match, Faarooq and Maivia give the crowd the Nation salute.  Rating:  *¾
-A cameraman in the
locker room records Maivia talking to members of the Nation of Domination and
the Disciples of Apocalypse trying to break into the Nation of Domination’s
locker room as WWF officials, including Sergeant Slaughter, try to restrain
them
.
Sable comes out
and gets in the ring, but the Patriot interrupts her small dance and says that
he wants Bret Hart.  Bret obliges and the
Patriot attacks him and “builds momentum” (Ross’s words, not mine).  It does not take long for the Hart Foundation
to hit the ring, though, and they pummel the Patriot and choke him with the
Canadian flag before WWF officials intervene.
Mankind promises
to really hurt Shawn Michaels tonight.
Brakus tells us
that he is ready for the World Wrestling Federation
.
“The Heartbreak
Kid” Shawn Michaels defeats Mankind with Sweet Chin Music at 8:41 shown:

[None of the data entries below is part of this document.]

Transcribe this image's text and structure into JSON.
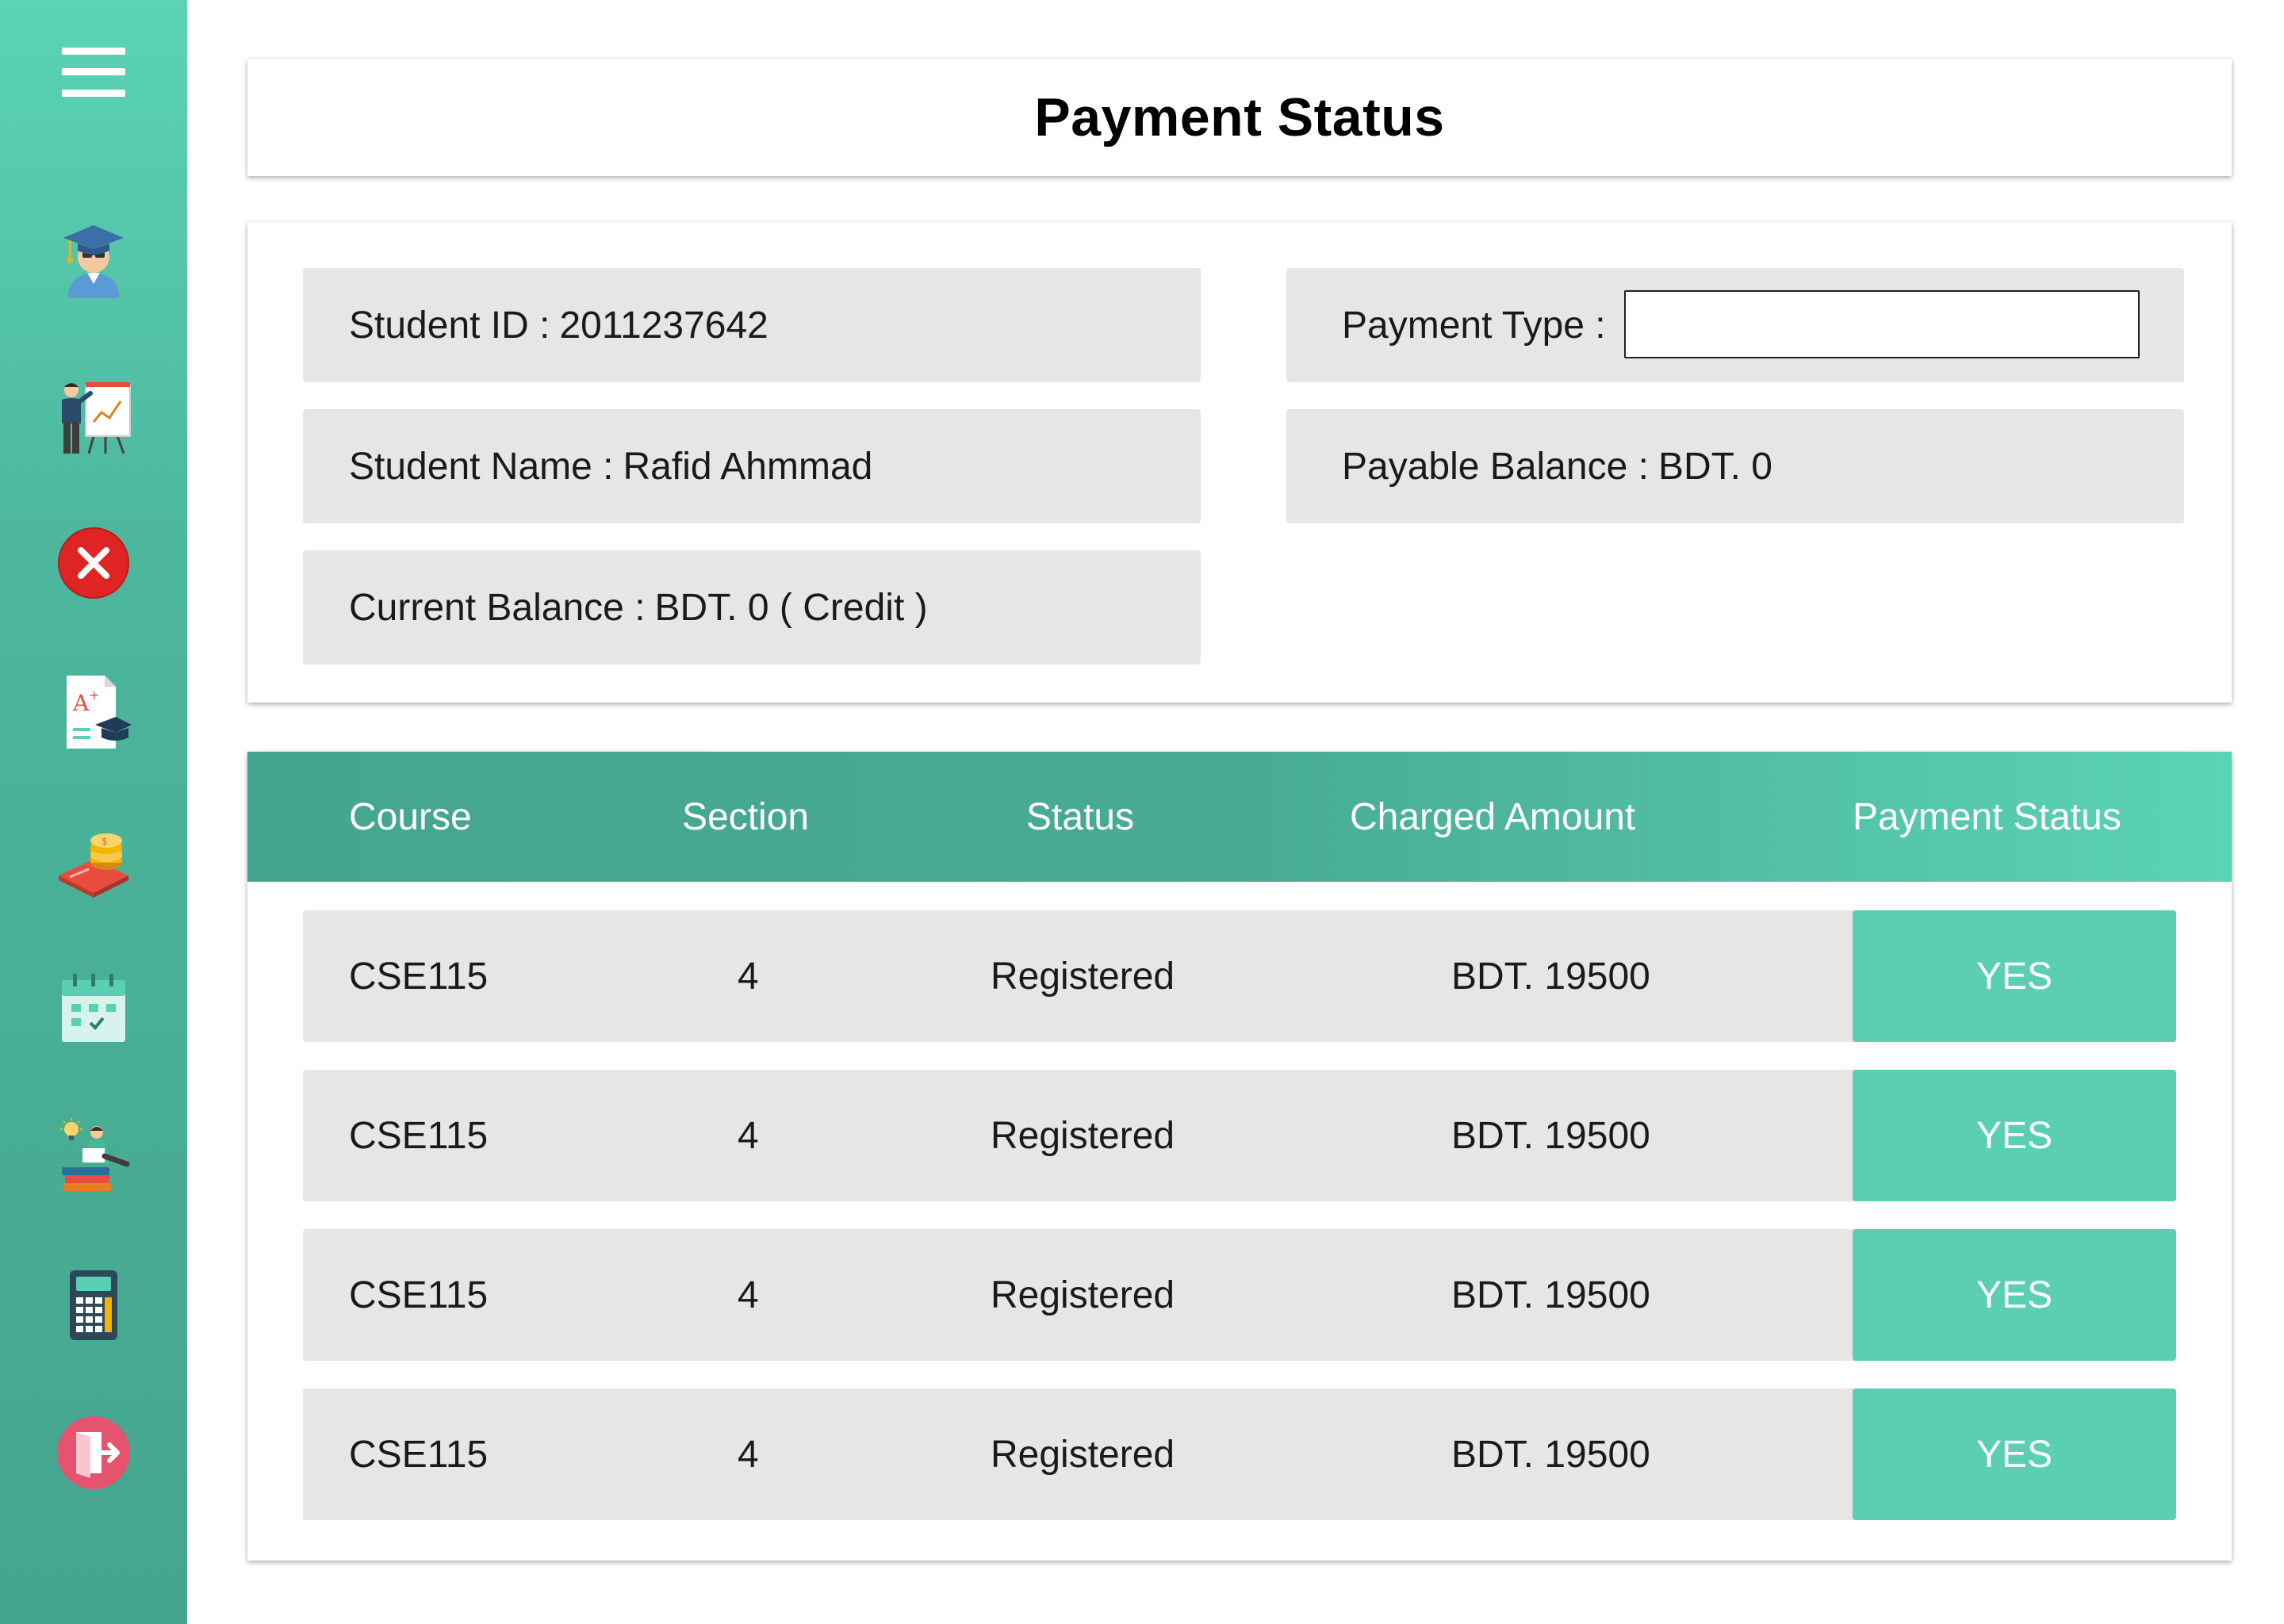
{
  "page": {
    "title": "Payment Status"
  },
  "sidebar": {
    "items": [
      {
        "name": "menu-icon"
      },
      {
        "name": "student-graduate-icon"
      },
      {
        "name": "teacher-presentation-icon"
      },
      {
        "name": "close-circle-icon"
      },
      {
        "name": "grade-report-icon"
      },
      {
        "name": "payment-coins-icon"
      },
      {
        "name": "calendar-icon"
      },
      {
        "name": "reading-student-icon"
      },
      {
        "name": "calculator-icon"
      },
      {
        "name": "logout-icon"
      }
    ]
  },
  "info": {
    "student_id_label": "Student ID :",
    "student_id": "2011237642",
    "student_name_label": "Student Name :",
    "student_name": "Rafid Ahmmad",
    "current_balance_label": "Current Balance :",
    "current_balance": "BDT. 0 ( Credit )",
    "payment_type_label": "Payment Type :",
    "payment_type_value": "",
    "payable_balance_label": "Payable Balance :",
    "payable_balance": "BDT. 0"
  },
  "table": {
    "headers": [
      "Course",
      "Section",
      "Status",
      "Charged Amount",
      "Payment Status"
    ],
    "rows": [
      {
        "course": "CSE115",
        "section": "4",
        "status": "Registered",
        "amount": "BDT. 19500",
        "payment": "YES"
      },
      {
        "course": "CSE115",
        "section": "4",
        "status": "Registered",
        "amount": "BDT. 19500",
        "payment": "YES"
      },
      {
        "course": "CSE115",
        "section": "4",
        "status": "Registered",
        "amount": "BDT. 19500",
        "payment": "YES"
      },
      {
        "course": "CSE115",
        "section": "4",
        "status": "Registered",
        "amount": "BDT. 19500",
        "payment": "YES"
      }
    ]
  },
  "colors": {
    "sidebar_top": "#5bd3b6",
    "sidebar_bottom": "#45a58f",
    "accent": "#5bcfb4",
    "row_bg": "#e6e6e6"
  }
}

For any WWE 13 fans, this is the beginning of the
Attitude Era mode of that game.  Mankind
brings a garbage can to the ring, but Michaels nails him with it, puts it on
him, and then delivers a flying double axe handle to it.  This crazy battle then spills to the floor, where Mankind hot shots
Michaels onto the guardrail and a young black kid gives Michaels a hug, which
he reciprocates.  That’s a true fan right
there.  Michaels backdrops Mankind onto
the announce table and follows up with an elbow drop off the apron, but the
table fails to break.  Michaels goes for
Sweet Chin Music, but Mankind counters with the Mandible Claw, so Michaels
counters THAT by falling to the floor and smashing the back of Mankind’s head
into the ring post several times.  He
then gives Mankind a side suplex onto the announce table and it STILL won’t
break.  Neither guy is probably happy
about that because those table bumps have not been cushioned at all.  Before the commercial break, Hunter Hearst
Helmsley and Chyna wander out and when we return from break, Michaels has taken
Mankind’s mask off and is pounding him with it. 
When Mankind begins seizing the advantage, Rick Rude, the man in the
suit Michaels was talking to backstage, wanders out and Chyna distracts the
referee as Helmsley trips Mankind when he runs the ropes and Rude bashes Mankind
with a chair.  All of that interference
makes the match academic.  It is
impossible to top the classic that these two had at In Your House:  Mind Games from 1996, but they put on an
amazing match here that completely saved the show.  The physicality displayed was amazing and
both guys came out looking good.  It
would not be a stretch to say that this is one of the best RAW matches, if not
the best, of 1997.  Rating:  ***¾
After the match,
the Undertaker comes out, but Paul Bearer appears on the Titantron and warns
the Undertaker that Kane is coming and that he is going to burn in hell.  Fire appears near the entrance way and the
show goes off the air
.
Final Report Card:  Hour one was a snoozer, but everyone turned
the switch into the “on” position for hour two and the main event makes the
show an easy “thumbs up.” 
Mankind-Michaels is definitely worth checking out as it is something of
a lost RAW classic and because of that match we have the origins of D-Generation
X.
Monday Night War Rating:  2.9 (vs. 3.8 for Nitro)
Show Evaluation:  Thumbs Up